Powhatan treats the captive Smith with "kindness," and he is sent back to Jamestown without incident. Chapter 9: "How this Christian came to the land of Florida, and who he was: and what conference he had with the Governor." . [Virginia history] [Electronic Version] Symonds, William. is a collection of narratives by colonists compiled by Symonds, an English minister who wrote an important justification document for the Virginia Company, and describes Smith's captivity for a third time without the rescue by Pocahontas: instead, Smith "procured his owne liberty." But this work does mention that Powhatan sends Pocahontas to seek freedom for Indian prisoners (which Smith grants for her "sake only"), and there is refutation of the claim that Smith would make himself king by marrying Pocahontas. 43-59, 93-95.) Written by Smith in Virginia, this document contains the first appearance of Pocahontas in the historical record but no mention of the rescue. [Virginia history] [Electronic Version] Wingfield, Edward Maria. [Virginia history] [Electronic Version] A Gentleman of Elvas. [Thanks to Kathryn Sampeck for pointing out one of the original Portuguese versions at (1557)] [Pocahontas-like] [Electronic Version] Smith, John. Pocahontas appears here only in one sentence exemplifying Indian language that translates as: "Bid Pokahontas bring hither two little Baskets, and I will giue her white beads to make a chaine." [Virginia history] [Electronic Version] Strachey, William. Here in his history of Virginia (not published until Major's edition) he memorably describes Pocahontas as an 11-12 year-old cartwheeling "little wanton," now married to Kocoum, whose right name was Amonute -- but there is no mention of connection with Smith, who had left Virginia by this time.
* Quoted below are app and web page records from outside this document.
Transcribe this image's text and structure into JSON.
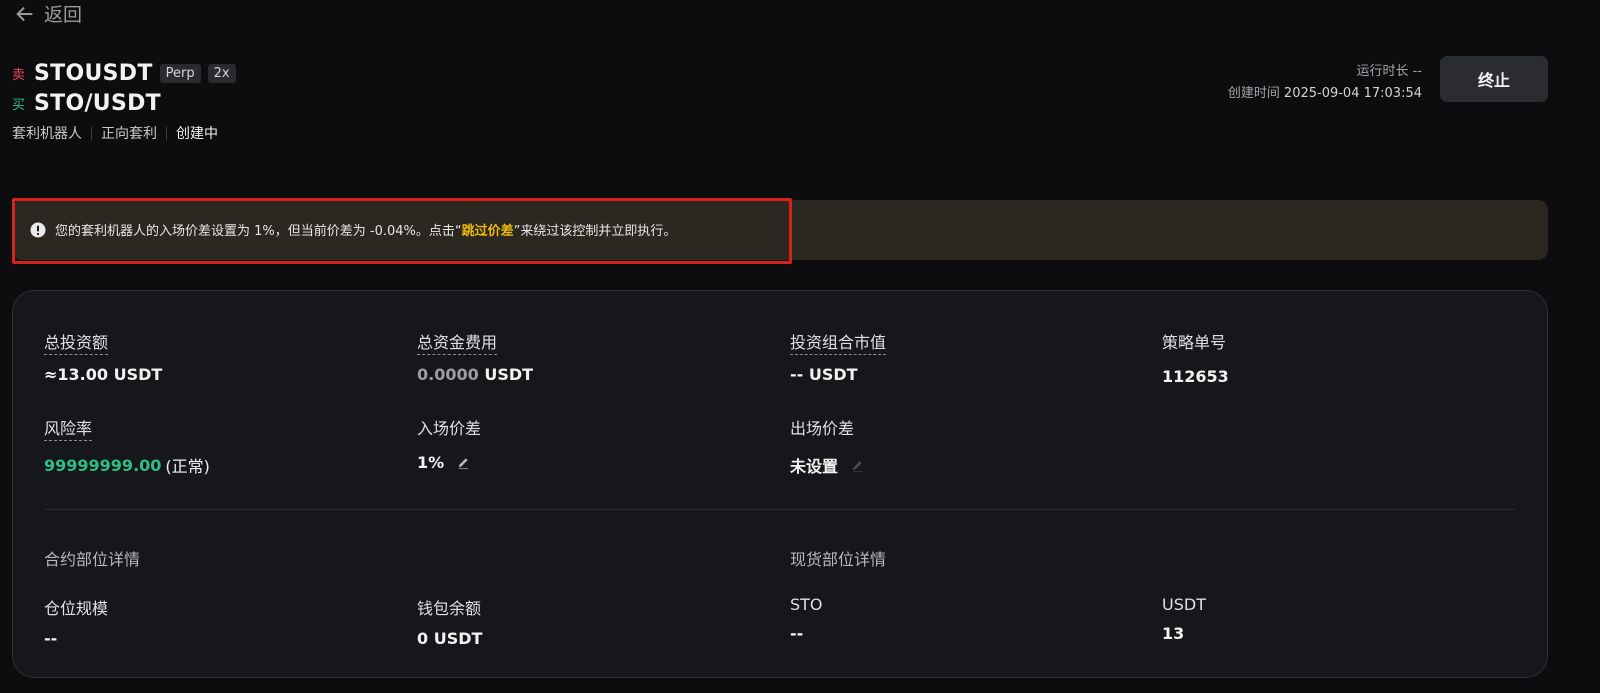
{
  "nav": {
    "back_label": "返回"
  },
  "header": {
    "sell_tag": "卖",
    "sell_pair": "STOUSDT",
    "badge_perp": "Perp",
    "badge_leverage": "2x",
    "buy_tag": "买",
    "buy_pair": "STO/USDT",
    "tags": [
      "套利机器人",
      "正向套利",
      "创建中"
    ],
    "runtime_label": "运行时长",
    "runtime_value": "--",
    "created_label": "创建时间",
    "created_value": "2025-09-04 17:03:54",
    "stop_label": "终止"
  },
  "alert": {
    "text_before": "您的套利机器人的入场价差设置为 1%，但当前价差为 -0.04%。点击“",
    "link": "跳过价差",
    "text_after": "”来绕过该控制并立即执行。"
  },
  "summary": {
    "total_invest_label": "总投资额",
    "total_invest_value": "≈13.00",
    "total_invest_unit": "USDT",
    "funding_label": "总资金费用",
    "funding_value": "0.0000",
    "funding_unit": "USDT",
    "portfolio_label": "投资组合市值",
    "portfolio_value": "--",
    "portfolio_unit": "USDT",
    "order_label": "策略单号",
    "order_value": "112653",
    "risk_label": "风险率",
    "risk_value": "99999999.00",
    "risk_status": "(正常)",
    "entry_label": "入场价差",
    "entry_value": "1%",
    "exit_label": "出场价差",
    "exit_value": "未设置"
  },
  "positions": {
    "futures_title": "合约部位详情",
    "spot_title": "现货部位详情",
    "size_label": "仓位规模",
    "size_value": "--",
    "wallet_label": "钱包余额",
    "wallet_value": "0 USDT",
    "sto_label": "STO",
    "sto_value": "--",
    "usdt_label": "USDT",
    "usdt_value": "13"
  },
  "colors": {
    "accent": "#f0b90b",
    "sell": "#f0455b",
    "buy": "#2ebd85",
    "highlight_box": "#d8211b"
  }
}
In his 1624 history Smith claims (there seems to be no other corroboration) to have sent this "little booke" to the Queen on Pocahontas's 1616 arrival in England. [painting; engraving] [Electronic Version] [View Images: page 11] Chamberlain, John.
If this letter is genuine, it contains the first description of "the" rescue, though there is no indication it was publicly known in 1616.
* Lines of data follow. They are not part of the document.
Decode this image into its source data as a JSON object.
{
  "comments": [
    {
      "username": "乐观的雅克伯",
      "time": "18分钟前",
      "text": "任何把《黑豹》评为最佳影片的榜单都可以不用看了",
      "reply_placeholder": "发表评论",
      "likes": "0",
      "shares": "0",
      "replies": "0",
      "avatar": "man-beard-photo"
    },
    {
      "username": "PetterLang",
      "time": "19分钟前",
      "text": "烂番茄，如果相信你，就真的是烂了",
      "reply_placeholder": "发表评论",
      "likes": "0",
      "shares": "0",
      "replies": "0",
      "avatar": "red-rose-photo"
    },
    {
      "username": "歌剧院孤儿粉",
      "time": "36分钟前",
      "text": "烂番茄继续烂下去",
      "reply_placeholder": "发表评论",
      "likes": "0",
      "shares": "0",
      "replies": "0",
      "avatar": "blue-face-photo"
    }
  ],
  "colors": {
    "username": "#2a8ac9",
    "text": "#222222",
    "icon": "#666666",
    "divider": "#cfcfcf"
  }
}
In it, we learn that Pocahontas (now described as "a child of twelve or thirteen years of age" when he knew her) not only rescued Smith more than once but was instrumental in saving the entire colony from starvation.
42, 130, 151, 152, 154, 160, 182, 198, 203, 232, 243, 245, 251, 255, 258-62.) This, of course, is the source of the widest range of information about Pocahontas, and the source of the full description of Smith's captivity and subsequent rescue by her. 13.) The first image of the rescue here in the book that, as we have seen, contains the first full description of it, if not the first public mention. [engraving] [View Images: engraving] Thomas Rolfe, Pocahontas's son, comes to Virginia. 105, who says the application to Virginia authorities is in the Library of Congress.
Chapel Hill: U of North Carolina P, 1986.) In this brief laudatory poem, Pocahontas is mentioned with other women who did service for Smith. Rasmussen and Tilton point out the burning in the background as rationale for the abduction pictured in the foreground and middle image.
This image records an incident in the attempt by Governor Dale to force Powhatan to deal for hostage Pocahontas or else. Rolf, and died at Gravesend in an intended Voyage back to her own Countrey." [illustrated; colonial history] [Electronic Version] Vries, S.